As posted earlier, part of yesterday's service was the challenge to come up with a mini-sermon during the time it took to sing a hymn, approximately three minutes. The readings chosen - of which I did not have notice - were 1 Samuel 3:1- 10 and Luke 9: 10-17. So here, in typed up form is roughly what I did.
I did cheat slightly, and allude to the Johannine version of the feeding of the 5000, so children became central to both stories (a link to Operation Christmas Child which we were launching).
From the Samuel story, I picked up the fact that to start with he did not know who was calling, assuming it to be Eli. Once he had the knowledge of the caller's identity he had a choice - to respond or not. Had we read on in the story, we would have heard the nature of the call, and Samuel had a choice whether or not to obey (it would have been pretty scary having to tell Eli some home truths).
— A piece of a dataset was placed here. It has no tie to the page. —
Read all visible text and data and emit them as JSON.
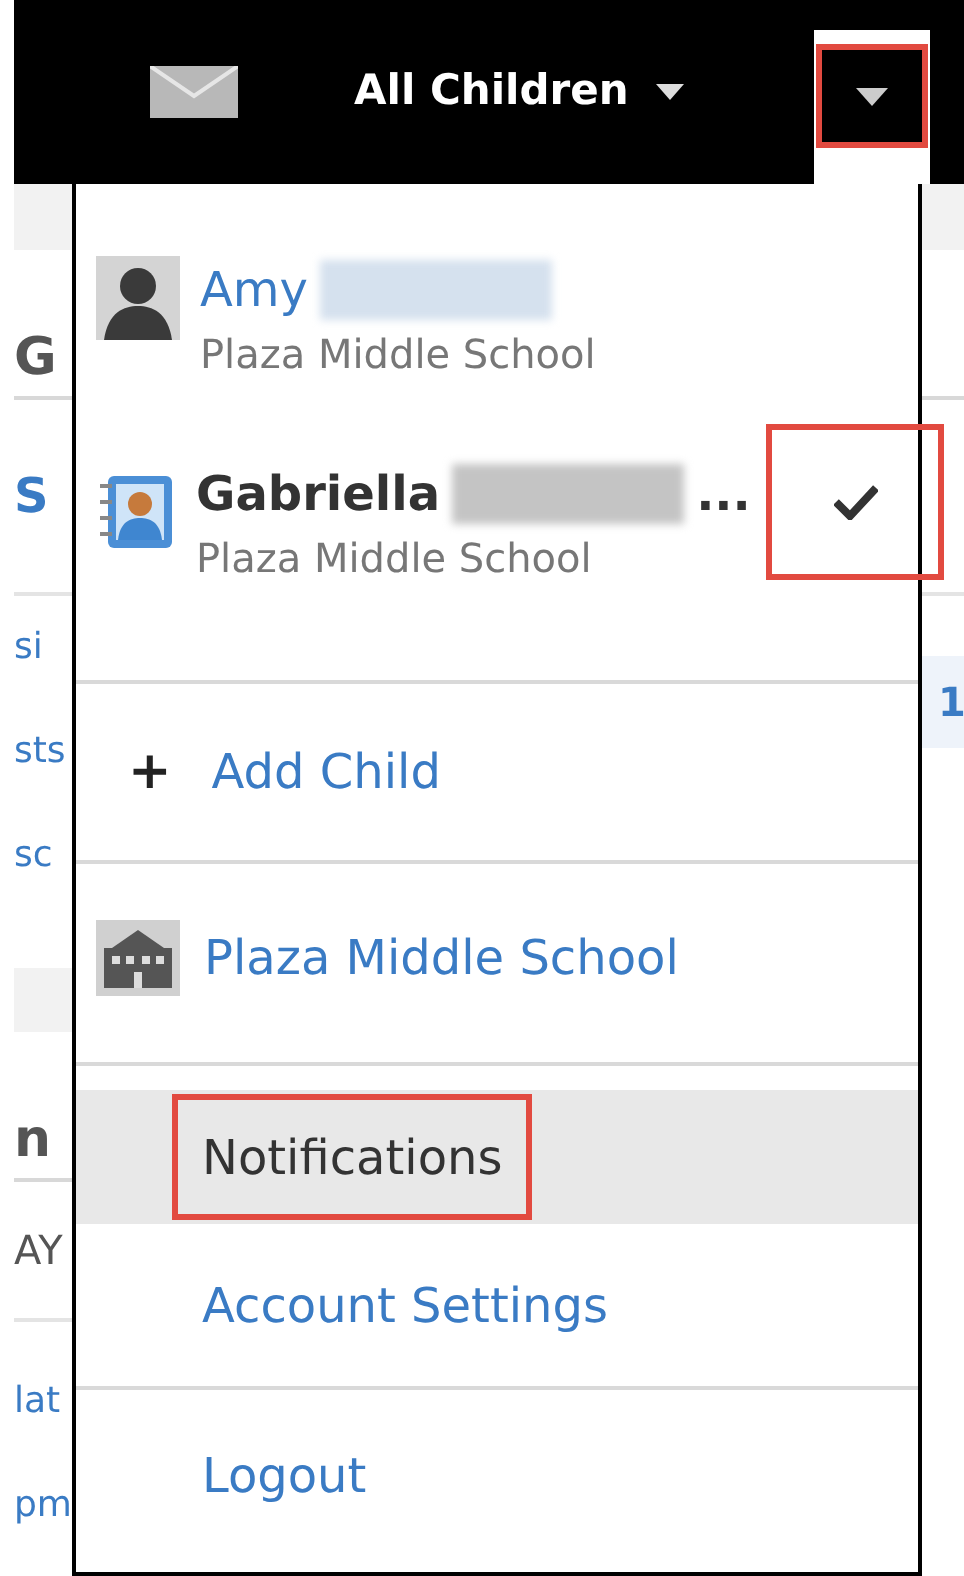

In the second story (according to John anyway) is a child with a 'picnic' (Sunday School interpretation) who is in a roughly similar situation. Presumably he could have just eaten his food himself, but, it seems that once he became aware of the situation he gave, so far as we can tell, all that he had in response (parallel to widow's mite or woman with expensive ointment?). How the miracle happened, we don't know, but what we do know is that out of this response, out of this giving of a little, there came so much abundance that twelve baskets were needed to gather the leftovers.
How does this relate to us? All of us have in some way, like Samuel, come to know about important issues (Operation Christmas child, the situation in Zimbabwe, violent street crime in the UK, etc) and we have to make a choice as to how we respond. We may not have much to offer - a tube of toothpaste, a teddy bear, a small amount of money to BMS or HMF - but out of that small, willing offering, comes an abundance of joy and grace.
As God calls called Samuel, as Jesus told the disciples to feed the people, so the call comes to us today: how will we respond.
It was a good challenge, and I guess a reasonable knowledge of familiar Bible stories made it easier than might have been the case had someone chosen an obscure passage from the middle of Judges or Leviticus, but it was one I'd be quite keen to repeat occasionally or, more creatively, to open up and invite congregation members to share what touched them in the stories and how it relates to life and faith. Communal hermeneutics and homiletics - what do you reckon?